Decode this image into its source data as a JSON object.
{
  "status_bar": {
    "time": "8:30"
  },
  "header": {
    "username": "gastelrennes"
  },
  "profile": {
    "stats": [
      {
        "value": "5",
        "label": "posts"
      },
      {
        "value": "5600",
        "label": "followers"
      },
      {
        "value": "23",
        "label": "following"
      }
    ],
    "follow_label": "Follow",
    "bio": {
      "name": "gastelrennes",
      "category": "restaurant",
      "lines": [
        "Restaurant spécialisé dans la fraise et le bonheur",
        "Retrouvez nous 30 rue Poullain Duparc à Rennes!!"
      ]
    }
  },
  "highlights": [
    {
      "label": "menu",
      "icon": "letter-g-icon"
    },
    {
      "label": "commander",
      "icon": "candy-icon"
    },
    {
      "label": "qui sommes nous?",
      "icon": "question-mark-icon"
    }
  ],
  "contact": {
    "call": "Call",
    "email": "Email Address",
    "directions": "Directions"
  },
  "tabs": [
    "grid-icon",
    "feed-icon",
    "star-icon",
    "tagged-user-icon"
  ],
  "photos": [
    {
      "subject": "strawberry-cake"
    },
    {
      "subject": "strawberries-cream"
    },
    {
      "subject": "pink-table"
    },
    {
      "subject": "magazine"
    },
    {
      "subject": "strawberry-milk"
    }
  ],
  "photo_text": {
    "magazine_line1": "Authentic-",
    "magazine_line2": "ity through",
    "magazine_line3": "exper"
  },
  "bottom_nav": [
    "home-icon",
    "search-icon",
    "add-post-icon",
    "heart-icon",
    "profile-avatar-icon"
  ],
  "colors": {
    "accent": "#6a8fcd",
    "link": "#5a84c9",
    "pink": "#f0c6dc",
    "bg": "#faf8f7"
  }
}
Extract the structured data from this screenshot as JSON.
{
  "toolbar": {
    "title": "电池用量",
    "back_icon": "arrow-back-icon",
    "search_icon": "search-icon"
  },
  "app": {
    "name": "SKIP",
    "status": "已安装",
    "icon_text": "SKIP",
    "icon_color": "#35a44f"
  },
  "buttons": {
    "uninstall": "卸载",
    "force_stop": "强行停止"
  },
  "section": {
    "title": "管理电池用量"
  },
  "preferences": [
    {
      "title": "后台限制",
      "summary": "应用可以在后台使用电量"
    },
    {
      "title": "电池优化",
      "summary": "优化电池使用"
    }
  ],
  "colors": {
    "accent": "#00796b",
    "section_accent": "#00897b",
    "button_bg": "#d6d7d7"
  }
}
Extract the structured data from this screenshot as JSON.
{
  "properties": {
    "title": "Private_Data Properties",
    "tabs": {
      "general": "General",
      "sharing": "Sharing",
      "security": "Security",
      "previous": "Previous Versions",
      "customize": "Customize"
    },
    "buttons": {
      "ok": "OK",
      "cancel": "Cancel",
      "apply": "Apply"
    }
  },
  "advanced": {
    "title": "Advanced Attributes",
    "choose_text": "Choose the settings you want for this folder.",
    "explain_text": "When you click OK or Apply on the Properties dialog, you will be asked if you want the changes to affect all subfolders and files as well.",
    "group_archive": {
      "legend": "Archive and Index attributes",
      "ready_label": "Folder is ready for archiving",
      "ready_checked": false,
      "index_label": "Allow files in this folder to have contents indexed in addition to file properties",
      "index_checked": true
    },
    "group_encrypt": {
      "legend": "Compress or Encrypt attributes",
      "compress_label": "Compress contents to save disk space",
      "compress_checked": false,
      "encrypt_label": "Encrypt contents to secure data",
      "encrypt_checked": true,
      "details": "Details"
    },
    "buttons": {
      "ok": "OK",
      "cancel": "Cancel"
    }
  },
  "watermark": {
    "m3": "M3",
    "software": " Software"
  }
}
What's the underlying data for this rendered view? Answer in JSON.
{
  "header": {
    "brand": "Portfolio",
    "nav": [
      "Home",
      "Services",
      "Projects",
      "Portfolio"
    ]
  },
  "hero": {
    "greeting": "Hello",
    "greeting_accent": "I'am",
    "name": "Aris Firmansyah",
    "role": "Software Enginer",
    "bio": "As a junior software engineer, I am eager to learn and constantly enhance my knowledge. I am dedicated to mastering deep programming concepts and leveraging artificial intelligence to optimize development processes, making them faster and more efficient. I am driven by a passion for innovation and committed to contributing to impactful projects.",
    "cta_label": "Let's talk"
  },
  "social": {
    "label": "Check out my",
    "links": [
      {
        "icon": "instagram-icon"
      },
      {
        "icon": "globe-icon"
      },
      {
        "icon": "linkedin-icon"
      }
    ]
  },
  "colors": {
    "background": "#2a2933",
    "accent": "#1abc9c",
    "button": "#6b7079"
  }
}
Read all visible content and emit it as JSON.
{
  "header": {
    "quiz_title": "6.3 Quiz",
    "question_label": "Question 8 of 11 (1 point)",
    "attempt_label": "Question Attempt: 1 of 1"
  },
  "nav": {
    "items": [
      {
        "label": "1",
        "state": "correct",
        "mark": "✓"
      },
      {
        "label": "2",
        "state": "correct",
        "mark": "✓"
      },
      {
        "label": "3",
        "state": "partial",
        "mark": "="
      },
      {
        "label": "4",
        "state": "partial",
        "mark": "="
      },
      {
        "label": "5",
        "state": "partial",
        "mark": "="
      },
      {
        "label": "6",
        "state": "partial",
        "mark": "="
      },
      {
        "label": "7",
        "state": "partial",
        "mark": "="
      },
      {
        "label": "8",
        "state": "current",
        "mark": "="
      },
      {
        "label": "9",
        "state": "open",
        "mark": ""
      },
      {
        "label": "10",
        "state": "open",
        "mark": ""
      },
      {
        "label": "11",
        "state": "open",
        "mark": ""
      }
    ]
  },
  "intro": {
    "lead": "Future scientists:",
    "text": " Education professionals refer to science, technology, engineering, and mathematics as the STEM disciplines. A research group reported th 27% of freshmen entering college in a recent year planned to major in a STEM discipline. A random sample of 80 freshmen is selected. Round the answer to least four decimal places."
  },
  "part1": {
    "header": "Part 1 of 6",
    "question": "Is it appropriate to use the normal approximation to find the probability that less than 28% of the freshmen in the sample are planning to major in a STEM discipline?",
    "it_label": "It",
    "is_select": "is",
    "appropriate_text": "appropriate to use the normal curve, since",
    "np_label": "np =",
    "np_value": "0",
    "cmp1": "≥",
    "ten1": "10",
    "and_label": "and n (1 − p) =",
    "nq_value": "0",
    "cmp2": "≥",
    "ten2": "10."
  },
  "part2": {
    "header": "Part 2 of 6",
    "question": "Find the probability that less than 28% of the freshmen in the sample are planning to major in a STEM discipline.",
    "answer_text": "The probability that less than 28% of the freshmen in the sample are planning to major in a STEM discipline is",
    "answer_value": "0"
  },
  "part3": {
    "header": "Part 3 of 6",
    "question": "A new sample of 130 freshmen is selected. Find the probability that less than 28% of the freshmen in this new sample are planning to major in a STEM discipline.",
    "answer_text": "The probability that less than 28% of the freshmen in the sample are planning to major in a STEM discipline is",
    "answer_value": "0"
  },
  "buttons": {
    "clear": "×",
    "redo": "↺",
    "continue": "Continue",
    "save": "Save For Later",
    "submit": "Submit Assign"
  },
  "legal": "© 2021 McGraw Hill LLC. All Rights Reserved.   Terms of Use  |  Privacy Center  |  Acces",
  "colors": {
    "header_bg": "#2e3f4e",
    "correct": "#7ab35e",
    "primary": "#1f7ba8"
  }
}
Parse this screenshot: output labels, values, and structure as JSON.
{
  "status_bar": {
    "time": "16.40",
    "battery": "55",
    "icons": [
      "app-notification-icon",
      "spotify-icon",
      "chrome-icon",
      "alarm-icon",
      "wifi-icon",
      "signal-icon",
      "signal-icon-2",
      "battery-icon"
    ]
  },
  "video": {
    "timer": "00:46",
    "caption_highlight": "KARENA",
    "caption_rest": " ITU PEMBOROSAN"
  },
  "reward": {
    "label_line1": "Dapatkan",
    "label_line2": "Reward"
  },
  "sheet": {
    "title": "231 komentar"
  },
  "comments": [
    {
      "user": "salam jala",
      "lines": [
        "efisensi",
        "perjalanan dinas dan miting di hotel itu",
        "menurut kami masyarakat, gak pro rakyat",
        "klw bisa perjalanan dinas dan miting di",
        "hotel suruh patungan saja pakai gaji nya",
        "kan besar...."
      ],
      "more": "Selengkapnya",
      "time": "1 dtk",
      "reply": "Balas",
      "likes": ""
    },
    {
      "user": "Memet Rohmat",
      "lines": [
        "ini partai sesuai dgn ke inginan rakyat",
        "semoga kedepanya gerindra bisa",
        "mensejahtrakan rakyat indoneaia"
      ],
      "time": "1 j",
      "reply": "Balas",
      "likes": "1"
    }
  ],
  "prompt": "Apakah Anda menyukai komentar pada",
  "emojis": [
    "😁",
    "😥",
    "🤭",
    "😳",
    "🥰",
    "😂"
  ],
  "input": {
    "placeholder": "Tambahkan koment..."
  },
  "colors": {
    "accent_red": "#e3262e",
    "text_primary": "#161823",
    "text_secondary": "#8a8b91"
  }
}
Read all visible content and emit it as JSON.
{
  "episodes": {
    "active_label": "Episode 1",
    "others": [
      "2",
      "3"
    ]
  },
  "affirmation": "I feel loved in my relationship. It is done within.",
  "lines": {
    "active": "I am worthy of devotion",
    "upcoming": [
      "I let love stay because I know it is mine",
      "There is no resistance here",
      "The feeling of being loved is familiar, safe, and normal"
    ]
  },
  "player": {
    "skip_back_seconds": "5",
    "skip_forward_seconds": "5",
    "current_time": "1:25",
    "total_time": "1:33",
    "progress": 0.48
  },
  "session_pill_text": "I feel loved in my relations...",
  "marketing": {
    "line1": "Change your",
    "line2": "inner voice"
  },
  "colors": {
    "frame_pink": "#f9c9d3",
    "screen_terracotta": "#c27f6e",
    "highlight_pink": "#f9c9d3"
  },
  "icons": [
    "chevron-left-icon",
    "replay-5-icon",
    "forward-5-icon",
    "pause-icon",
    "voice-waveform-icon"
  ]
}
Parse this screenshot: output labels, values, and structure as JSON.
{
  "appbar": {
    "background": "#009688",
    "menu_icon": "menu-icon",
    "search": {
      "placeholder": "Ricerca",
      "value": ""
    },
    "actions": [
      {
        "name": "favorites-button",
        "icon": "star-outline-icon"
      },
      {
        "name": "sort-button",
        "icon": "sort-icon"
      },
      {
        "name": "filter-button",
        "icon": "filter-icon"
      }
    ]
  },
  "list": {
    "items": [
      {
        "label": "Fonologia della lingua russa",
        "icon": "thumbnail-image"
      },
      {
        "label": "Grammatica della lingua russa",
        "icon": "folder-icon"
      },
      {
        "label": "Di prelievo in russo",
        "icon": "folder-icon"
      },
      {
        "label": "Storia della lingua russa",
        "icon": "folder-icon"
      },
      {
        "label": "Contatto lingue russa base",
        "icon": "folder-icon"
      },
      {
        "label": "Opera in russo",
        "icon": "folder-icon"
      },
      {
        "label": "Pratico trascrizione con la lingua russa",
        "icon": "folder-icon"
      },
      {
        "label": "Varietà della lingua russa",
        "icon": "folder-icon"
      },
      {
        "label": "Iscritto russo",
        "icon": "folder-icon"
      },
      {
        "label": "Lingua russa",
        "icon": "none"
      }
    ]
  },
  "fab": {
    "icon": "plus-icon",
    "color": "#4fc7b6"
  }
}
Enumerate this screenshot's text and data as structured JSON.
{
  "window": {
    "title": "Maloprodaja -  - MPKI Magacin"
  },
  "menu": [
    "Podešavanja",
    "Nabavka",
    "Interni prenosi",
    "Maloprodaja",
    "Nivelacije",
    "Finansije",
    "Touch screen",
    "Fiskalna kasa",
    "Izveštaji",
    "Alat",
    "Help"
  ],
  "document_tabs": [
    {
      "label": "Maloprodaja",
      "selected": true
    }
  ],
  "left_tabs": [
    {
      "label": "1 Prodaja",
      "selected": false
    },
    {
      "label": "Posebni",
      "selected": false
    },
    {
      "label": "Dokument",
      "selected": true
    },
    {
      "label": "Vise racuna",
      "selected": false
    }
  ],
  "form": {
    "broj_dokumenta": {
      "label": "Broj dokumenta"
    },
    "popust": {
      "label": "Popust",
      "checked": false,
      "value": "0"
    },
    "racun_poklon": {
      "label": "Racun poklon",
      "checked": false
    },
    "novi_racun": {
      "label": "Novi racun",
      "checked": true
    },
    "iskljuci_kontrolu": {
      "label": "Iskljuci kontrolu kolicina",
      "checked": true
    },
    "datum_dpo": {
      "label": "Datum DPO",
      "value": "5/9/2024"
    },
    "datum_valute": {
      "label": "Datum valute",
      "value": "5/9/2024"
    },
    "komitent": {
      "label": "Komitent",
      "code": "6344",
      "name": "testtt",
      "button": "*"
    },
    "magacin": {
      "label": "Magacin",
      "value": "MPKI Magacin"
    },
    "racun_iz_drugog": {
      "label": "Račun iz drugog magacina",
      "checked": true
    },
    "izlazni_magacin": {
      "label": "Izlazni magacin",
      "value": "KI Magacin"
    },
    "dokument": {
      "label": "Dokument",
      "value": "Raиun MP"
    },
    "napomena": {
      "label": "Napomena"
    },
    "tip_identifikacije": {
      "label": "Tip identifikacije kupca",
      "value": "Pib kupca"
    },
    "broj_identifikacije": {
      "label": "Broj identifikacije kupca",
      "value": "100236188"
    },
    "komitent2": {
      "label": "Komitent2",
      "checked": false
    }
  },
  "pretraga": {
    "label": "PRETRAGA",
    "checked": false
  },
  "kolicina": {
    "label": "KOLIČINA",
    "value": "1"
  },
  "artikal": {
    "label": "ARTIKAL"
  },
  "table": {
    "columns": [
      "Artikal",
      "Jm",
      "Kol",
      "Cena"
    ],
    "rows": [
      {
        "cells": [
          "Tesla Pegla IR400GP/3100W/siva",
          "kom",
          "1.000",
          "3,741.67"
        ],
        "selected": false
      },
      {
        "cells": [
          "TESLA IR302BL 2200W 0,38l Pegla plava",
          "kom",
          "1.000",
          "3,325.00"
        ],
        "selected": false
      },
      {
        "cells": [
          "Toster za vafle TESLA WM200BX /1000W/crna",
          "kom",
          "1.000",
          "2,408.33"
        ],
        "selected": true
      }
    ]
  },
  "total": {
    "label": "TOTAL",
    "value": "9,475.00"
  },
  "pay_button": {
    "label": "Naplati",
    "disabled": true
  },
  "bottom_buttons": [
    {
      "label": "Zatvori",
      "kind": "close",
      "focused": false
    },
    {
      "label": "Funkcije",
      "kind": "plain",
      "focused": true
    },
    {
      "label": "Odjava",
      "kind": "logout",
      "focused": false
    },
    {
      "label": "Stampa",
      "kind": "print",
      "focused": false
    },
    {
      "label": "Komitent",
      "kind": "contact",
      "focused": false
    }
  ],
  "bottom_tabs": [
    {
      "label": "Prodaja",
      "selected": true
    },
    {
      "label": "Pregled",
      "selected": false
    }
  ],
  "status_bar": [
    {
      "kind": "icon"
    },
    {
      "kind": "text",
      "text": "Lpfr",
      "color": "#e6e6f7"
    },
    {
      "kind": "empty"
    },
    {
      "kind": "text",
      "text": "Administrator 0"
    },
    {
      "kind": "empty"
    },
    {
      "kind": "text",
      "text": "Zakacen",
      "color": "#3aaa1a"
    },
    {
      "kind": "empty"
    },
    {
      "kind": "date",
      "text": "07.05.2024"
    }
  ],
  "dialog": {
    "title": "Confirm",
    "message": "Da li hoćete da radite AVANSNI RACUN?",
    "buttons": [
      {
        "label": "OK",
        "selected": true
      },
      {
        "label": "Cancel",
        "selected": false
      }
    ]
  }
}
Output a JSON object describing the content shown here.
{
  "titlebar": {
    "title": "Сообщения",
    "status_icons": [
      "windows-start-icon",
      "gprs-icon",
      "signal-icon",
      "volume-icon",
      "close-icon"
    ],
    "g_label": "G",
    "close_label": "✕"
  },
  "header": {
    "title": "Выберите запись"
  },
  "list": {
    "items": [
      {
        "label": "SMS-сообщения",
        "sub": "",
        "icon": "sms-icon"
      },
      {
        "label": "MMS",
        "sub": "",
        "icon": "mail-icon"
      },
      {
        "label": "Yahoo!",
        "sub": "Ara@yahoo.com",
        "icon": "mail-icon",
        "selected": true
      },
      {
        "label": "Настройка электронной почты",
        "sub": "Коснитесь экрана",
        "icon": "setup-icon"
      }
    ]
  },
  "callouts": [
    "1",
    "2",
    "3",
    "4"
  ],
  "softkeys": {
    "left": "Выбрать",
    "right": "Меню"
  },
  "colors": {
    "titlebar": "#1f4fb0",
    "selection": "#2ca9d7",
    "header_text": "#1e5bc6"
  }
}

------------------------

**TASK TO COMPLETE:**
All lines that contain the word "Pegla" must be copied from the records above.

**OUTPUT FOR THIS EXERCISE:**
          "Tesla Pegla IR400GP/3100W/siva",
          "TESLA IR302BL 2200W 0,38l Pegla plava",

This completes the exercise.